Look through the listing underneath for "each", and copy every line that has it.
- - - - - - -
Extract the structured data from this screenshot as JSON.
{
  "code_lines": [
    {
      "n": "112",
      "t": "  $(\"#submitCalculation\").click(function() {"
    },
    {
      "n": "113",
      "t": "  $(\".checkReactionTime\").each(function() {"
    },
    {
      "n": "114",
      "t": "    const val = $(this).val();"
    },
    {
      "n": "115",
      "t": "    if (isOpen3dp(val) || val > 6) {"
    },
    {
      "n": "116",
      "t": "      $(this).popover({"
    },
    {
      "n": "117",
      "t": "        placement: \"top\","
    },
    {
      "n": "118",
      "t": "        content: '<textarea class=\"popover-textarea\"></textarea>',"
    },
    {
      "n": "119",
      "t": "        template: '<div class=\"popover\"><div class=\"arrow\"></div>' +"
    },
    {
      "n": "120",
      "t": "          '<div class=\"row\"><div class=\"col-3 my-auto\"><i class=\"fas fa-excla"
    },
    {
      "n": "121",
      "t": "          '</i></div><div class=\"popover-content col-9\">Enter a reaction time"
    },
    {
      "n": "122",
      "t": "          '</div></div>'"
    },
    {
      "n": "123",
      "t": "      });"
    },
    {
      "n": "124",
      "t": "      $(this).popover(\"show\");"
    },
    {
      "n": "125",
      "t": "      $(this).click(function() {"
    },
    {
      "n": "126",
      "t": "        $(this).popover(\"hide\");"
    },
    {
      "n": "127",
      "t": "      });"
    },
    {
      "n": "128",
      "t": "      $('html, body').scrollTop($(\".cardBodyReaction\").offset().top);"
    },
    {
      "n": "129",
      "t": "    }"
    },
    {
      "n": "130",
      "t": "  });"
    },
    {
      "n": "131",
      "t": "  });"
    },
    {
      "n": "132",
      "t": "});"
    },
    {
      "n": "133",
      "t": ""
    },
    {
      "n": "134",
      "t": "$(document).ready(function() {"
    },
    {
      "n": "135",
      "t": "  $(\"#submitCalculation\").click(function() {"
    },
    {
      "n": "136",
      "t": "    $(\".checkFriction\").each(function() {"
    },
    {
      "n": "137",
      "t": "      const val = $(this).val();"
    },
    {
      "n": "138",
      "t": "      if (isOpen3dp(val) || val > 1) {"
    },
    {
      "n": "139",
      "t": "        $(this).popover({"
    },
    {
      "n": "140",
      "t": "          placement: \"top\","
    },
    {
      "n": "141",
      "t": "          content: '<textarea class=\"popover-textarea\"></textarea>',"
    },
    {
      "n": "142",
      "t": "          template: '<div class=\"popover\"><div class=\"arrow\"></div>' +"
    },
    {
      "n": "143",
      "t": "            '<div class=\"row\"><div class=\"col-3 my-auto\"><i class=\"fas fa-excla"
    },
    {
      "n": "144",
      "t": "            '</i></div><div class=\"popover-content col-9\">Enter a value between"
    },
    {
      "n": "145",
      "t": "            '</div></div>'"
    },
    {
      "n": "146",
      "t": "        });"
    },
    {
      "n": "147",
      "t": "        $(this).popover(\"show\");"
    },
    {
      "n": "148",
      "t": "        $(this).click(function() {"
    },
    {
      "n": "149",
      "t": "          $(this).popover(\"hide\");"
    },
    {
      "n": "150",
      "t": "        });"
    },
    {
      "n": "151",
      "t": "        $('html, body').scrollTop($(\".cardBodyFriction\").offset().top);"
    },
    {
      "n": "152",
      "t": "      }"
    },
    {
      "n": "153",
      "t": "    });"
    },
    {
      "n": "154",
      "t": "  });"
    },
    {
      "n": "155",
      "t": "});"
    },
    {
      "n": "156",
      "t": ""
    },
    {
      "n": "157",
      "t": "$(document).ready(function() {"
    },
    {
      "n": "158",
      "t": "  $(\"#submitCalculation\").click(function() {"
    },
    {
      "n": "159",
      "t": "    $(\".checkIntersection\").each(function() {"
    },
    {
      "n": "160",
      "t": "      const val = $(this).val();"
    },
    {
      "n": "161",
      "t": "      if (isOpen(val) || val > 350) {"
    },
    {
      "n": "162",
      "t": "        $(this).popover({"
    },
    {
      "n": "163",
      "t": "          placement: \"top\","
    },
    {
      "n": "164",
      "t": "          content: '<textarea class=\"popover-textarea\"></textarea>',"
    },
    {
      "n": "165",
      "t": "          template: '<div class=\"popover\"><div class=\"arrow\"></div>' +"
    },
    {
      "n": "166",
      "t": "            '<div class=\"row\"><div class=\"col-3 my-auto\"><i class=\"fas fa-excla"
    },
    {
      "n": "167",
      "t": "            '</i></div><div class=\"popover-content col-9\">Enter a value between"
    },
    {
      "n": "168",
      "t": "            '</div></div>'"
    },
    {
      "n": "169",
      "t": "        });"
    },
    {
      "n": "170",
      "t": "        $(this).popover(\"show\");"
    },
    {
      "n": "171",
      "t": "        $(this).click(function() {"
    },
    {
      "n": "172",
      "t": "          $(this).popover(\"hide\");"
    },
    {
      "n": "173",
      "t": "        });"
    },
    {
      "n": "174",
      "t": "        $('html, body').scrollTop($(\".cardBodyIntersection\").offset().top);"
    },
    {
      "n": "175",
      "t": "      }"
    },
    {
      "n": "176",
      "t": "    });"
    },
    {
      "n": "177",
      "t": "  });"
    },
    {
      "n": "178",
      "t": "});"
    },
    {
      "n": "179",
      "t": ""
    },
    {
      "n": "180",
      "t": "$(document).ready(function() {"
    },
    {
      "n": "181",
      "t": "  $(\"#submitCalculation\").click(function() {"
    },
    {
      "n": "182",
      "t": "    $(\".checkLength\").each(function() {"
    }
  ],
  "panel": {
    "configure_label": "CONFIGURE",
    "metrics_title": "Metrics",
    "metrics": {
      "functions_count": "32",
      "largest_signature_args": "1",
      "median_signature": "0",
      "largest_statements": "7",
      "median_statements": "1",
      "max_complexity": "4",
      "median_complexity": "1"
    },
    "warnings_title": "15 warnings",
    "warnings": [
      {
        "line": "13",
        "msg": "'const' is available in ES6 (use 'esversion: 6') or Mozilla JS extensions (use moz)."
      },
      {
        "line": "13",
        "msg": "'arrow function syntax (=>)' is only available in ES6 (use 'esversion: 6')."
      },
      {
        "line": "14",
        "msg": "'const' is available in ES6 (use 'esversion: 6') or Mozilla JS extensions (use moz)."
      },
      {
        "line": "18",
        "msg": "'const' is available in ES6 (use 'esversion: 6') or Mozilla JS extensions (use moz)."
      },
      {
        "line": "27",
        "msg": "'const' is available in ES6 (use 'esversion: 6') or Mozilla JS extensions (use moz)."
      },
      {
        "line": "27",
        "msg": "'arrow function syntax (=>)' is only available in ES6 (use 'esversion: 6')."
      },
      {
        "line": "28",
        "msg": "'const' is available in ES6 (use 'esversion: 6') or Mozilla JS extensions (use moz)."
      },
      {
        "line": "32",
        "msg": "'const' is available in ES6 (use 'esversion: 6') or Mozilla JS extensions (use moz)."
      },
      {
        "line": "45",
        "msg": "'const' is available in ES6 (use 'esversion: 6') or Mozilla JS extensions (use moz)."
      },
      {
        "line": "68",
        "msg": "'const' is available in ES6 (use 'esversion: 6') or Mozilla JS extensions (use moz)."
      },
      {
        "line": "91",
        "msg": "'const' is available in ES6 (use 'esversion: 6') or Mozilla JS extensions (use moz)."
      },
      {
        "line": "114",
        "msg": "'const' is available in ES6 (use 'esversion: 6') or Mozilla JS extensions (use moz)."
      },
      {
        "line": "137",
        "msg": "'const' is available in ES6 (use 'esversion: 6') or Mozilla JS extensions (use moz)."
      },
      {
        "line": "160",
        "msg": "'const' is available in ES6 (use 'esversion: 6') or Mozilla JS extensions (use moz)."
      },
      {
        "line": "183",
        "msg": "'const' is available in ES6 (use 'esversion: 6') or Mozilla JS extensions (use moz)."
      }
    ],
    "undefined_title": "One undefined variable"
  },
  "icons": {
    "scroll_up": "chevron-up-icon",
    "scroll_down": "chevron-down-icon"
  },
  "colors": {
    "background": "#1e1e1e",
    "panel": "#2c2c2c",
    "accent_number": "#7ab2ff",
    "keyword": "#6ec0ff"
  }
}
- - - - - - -
▶ **Completed task**
      "t": "  $(\".checkReactionTime\").each(function() {"
      "t": "    $(\".checkFriction\").each(function() {"
      "t": "    $(\".checkIntersection\").each(function() {"
      "t": "    $(\".checkLength\").each(function() {"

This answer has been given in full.